▶ **WHAT NEEDS TO BE DONE**
Each line of the data must be reproduced as it appears.

Excerpts from an interface dataset:
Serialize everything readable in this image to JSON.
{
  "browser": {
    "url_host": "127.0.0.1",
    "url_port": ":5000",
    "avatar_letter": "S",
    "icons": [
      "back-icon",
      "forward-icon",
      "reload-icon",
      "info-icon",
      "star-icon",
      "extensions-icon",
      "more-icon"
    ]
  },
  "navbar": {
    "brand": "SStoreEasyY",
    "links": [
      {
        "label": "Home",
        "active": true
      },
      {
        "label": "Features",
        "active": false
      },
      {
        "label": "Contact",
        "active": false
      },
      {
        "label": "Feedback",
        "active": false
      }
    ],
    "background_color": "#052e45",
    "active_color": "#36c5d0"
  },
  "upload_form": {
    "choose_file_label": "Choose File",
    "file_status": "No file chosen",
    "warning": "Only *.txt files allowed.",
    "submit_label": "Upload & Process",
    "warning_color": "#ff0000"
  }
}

▶ **THE COMPLETED TASK**
Serialize everything readable in this image to JSON.
{
  "browser": {
    "url_host": "127.0.0.1",
    "url_port": ":5000",
    "avatar_letter": "S",
    "icons": [
      "back-icon",
      "forward-icon",
      "reload-icon",
      "info-icon",
      "star-icon",
      "extensions-icon",
      "more-icon"
    ]
  },
  "navbar": {
    "brand": "SStoreEasyY",
    "links": [
      {
        "label": "Home",
        "active": true
      },
      {
        "label": "Features",
        "active": false
      },
      {
        "label": "Contact",
        "active": false
      },
      {
        "label": "Feedback",
        "active": false
      }
    ],
    "background_color": "#052e45",
    "active_color": "#36c5d0"
  },
  "upload_form": {
    "choose_file_label": "Choose File",
    "file_status": "No file chosen",
    "warning": "Only *.txt files allowed.",
    "submit_label": "Upload & Process",
    "warning_color": "#ff0000"
  }
}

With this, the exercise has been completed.